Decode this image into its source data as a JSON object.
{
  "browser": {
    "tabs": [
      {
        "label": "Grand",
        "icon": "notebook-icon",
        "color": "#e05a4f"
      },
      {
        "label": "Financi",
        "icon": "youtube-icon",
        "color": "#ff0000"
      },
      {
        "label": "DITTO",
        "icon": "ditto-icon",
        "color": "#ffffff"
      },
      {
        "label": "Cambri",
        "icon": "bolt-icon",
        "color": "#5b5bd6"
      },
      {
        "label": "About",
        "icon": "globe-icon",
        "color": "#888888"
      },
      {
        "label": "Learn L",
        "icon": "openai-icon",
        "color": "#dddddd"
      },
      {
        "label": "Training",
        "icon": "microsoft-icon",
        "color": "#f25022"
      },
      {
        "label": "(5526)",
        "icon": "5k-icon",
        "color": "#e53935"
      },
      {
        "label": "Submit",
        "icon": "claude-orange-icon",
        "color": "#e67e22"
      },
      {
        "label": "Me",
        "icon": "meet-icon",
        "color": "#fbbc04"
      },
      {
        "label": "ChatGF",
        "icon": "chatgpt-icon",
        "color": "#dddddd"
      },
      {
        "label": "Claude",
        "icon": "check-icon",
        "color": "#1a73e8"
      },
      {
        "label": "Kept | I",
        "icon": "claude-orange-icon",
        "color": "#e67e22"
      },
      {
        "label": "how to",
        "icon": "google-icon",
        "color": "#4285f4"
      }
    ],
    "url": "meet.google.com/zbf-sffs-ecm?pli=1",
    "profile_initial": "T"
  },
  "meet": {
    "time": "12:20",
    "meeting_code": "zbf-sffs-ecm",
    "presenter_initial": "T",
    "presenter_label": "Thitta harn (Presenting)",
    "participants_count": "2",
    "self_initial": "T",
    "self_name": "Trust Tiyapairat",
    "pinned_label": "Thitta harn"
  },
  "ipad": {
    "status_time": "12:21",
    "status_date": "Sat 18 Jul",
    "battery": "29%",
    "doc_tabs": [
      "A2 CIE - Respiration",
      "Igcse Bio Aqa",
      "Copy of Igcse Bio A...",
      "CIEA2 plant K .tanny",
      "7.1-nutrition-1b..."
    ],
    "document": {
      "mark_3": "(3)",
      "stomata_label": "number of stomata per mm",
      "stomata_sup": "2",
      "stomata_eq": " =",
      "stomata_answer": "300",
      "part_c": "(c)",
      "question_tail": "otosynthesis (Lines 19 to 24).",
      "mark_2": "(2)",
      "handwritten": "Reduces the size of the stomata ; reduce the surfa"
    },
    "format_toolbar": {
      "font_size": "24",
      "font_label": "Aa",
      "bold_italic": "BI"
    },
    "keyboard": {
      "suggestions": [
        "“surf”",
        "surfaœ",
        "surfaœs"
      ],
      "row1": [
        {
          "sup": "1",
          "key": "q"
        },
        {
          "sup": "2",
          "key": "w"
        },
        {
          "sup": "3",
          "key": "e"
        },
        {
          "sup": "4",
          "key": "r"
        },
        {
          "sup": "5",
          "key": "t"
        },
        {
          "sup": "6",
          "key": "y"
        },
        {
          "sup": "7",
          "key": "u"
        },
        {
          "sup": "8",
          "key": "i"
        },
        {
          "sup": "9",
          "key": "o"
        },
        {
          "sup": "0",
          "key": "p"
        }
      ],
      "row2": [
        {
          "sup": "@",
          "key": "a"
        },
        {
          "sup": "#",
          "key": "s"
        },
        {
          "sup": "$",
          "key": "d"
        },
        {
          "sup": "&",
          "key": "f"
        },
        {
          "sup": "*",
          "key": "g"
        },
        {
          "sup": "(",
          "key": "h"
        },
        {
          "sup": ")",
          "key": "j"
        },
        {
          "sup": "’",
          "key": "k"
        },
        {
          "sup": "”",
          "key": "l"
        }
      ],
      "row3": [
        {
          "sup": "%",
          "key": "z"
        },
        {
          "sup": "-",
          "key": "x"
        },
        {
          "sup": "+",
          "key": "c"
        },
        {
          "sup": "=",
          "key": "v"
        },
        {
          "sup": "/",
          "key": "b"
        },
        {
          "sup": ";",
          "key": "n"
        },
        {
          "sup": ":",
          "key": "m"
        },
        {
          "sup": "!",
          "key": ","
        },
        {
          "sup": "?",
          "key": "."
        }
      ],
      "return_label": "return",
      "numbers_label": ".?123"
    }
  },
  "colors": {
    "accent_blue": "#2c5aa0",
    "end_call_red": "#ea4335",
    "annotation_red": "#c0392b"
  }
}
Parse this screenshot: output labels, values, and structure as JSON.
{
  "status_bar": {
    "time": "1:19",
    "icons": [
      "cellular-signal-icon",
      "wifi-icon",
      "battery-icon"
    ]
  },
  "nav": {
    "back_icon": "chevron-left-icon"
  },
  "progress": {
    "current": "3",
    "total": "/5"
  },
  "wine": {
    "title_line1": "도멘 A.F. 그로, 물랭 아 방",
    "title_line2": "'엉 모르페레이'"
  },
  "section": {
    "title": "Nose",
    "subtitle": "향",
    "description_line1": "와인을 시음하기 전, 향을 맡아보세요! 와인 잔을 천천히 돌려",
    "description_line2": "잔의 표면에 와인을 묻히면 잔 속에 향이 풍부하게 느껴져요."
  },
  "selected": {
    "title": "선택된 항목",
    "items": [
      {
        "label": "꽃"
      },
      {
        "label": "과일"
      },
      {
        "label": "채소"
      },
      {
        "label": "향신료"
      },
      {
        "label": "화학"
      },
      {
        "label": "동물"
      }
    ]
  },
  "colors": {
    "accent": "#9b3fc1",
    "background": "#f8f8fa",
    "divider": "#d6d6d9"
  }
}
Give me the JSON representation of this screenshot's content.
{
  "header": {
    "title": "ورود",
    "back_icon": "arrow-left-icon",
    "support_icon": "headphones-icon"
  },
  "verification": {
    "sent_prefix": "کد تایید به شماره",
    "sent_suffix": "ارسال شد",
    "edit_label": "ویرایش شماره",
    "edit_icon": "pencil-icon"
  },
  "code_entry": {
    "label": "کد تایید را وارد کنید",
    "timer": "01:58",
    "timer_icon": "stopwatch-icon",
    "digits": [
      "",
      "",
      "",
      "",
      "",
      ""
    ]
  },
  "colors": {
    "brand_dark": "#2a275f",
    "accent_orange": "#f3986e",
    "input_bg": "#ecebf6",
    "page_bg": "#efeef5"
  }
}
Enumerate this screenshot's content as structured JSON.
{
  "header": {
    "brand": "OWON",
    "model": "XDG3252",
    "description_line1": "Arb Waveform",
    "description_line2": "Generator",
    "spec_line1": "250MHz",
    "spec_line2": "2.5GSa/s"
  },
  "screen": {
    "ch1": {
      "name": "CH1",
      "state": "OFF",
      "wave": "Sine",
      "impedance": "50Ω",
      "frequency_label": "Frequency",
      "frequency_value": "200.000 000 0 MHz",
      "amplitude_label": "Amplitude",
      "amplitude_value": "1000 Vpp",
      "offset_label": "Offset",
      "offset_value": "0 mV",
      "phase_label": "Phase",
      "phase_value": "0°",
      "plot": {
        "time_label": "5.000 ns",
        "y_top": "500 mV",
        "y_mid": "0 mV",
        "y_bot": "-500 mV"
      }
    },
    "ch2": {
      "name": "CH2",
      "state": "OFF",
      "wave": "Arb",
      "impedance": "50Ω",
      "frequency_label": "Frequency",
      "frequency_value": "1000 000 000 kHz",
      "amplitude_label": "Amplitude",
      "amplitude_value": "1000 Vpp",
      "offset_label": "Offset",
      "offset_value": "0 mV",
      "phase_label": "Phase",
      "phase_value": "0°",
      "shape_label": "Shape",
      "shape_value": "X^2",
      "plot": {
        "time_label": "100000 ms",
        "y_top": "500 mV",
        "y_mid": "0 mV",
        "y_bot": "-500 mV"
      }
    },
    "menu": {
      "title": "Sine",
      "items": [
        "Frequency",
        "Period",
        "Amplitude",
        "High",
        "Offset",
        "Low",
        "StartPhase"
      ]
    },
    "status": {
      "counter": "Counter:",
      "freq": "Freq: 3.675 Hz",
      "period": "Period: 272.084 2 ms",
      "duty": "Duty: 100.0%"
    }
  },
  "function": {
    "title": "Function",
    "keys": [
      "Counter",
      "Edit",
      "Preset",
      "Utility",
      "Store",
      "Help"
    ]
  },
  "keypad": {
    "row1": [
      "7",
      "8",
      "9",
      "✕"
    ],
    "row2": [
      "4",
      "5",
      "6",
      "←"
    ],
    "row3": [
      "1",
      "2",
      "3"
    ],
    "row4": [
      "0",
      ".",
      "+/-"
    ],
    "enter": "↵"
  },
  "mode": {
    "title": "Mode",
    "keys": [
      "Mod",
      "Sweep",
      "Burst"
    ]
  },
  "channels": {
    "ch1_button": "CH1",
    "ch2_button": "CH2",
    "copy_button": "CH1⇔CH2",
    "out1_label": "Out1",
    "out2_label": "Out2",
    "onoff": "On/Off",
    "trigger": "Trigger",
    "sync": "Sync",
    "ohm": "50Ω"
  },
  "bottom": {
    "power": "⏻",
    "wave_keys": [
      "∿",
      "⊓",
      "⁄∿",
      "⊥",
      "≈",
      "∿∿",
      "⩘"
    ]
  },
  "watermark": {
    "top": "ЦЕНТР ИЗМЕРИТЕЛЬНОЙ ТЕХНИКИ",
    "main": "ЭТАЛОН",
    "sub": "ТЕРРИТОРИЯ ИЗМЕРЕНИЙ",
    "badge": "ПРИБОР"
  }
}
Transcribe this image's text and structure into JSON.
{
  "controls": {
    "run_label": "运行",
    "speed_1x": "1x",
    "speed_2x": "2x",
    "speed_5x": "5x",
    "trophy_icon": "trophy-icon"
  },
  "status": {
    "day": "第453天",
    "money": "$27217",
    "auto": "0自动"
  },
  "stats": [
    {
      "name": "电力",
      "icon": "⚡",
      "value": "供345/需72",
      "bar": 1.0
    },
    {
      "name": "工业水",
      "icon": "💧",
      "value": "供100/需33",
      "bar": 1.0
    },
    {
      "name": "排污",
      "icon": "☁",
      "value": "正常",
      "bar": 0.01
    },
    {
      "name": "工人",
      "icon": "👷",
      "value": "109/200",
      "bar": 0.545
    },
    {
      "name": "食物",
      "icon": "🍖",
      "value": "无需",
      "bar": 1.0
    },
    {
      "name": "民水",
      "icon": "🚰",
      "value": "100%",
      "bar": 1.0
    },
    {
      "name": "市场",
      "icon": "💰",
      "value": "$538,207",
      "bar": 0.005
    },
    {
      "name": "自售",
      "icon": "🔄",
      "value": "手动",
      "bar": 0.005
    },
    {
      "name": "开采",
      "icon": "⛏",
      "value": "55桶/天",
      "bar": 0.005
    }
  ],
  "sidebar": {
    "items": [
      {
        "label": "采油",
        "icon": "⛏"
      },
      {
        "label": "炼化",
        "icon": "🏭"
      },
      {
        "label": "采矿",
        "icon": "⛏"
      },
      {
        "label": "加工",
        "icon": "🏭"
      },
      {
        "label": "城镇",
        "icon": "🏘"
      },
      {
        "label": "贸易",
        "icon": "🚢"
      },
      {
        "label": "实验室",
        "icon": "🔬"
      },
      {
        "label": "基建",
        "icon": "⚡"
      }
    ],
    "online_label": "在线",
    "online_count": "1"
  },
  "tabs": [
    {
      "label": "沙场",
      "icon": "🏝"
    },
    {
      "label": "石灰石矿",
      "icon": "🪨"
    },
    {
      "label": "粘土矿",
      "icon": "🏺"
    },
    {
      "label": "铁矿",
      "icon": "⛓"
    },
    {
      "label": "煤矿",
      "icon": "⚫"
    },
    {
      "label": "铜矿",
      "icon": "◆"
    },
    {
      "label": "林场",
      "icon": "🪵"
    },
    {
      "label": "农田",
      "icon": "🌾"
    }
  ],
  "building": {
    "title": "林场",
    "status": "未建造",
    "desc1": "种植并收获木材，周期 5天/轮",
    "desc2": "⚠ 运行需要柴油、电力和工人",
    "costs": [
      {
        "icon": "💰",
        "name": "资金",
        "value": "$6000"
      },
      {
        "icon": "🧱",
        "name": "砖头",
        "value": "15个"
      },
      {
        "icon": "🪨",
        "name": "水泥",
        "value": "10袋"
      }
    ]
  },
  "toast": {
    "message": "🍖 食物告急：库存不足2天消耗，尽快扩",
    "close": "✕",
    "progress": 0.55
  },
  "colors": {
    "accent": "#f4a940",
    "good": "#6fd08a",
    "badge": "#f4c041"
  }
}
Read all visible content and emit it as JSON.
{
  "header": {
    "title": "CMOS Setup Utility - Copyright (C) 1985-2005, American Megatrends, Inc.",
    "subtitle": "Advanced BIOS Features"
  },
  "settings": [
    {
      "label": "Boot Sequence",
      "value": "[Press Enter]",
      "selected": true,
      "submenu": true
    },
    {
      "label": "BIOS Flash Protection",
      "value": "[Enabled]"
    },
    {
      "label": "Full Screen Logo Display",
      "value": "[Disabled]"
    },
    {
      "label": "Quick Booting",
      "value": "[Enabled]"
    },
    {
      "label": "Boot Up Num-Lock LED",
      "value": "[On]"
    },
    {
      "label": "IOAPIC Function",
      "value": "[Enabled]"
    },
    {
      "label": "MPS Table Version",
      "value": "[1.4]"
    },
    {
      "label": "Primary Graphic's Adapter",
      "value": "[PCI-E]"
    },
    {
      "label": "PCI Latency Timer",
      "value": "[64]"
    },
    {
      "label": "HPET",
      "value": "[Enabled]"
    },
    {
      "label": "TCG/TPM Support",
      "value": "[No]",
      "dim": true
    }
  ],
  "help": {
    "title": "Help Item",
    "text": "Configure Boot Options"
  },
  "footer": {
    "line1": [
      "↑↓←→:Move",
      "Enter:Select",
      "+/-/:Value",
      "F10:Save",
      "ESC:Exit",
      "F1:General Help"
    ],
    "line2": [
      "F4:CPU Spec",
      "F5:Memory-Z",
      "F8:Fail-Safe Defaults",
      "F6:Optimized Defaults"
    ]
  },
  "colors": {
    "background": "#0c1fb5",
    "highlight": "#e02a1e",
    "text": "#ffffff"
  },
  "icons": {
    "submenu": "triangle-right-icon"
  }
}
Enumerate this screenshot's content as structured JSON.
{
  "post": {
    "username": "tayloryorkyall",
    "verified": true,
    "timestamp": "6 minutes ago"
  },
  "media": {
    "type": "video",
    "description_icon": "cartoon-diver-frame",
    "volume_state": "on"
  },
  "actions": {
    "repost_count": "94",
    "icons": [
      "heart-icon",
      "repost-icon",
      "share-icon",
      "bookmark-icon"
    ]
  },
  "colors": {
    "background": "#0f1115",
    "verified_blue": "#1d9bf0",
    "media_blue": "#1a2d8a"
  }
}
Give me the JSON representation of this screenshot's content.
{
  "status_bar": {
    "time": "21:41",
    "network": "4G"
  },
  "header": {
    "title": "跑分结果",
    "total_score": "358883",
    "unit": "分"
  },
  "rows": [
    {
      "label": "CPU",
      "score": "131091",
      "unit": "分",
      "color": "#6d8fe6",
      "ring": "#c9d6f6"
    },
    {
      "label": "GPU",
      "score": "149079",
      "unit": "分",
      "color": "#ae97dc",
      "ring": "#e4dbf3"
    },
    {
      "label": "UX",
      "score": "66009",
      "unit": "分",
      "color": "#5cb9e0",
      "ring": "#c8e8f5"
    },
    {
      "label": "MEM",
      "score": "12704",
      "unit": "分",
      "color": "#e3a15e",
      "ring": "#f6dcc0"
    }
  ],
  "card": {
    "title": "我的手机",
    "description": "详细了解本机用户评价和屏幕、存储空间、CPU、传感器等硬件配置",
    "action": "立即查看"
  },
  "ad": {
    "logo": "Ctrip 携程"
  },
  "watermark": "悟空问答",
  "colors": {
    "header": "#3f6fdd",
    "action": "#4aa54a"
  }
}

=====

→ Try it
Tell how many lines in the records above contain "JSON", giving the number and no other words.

→ Answer
8